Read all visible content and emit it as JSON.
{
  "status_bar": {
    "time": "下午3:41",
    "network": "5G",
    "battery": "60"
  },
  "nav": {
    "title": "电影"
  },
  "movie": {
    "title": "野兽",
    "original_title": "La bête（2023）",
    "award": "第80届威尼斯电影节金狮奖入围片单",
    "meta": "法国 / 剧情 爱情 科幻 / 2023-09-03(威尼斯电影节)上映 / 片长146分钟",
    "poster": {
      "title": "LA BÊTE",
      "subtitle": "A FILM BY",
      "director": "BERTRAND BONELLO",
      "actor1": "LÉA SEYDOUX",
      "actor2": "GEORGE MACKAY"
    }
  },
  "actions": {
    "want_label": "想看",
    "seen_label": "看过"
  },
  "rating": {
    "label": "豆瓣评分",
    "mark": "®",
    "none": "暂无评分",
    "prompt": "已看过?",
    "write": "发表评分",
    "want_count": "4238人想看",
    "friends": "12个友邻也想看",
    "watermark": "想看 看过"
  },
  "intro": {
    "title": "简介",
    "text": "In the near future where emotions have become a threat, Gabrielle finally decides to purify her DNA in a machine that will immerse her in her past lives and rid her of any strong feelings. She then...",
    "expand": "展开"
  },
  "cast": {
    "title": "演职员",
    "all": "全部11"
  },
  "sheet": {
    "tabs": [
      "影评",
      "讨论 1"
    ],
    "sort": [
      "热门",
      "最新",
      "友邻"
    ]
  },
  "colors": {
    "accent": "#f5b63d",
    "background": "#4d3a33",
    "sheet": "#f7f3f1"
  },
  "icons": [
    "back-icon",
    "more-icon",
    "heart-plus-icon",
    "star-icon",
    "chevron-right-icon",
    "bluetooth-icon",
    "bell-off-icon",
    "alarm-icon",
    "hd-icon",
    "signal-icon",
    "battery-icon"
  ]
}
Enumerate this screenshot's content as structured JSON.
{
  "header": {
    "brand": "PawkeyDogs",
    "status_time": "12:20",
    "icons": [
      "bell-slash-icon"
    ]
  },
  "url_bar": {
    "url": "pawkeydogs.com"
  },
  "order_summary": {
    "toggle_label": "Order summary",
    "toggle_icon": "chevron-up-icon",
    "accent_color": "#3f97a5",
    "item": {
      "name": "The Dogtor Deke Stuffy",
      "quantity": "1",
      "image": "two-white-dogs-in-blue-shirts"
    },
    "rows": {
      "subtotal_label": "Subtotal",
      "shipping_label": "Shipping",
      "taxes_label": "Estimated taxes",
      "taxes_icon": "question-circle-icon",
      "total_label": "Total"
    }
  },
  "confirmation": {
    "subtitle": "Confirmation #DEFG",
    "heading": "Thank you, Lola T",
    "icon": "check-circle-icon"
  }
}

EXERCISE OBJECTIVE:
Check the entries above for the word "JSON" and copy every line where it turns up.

ANSWER TO THIS TASK:
Read all visible content and emit it as JSON.
Enumerate this screenshot's content as structured JSON.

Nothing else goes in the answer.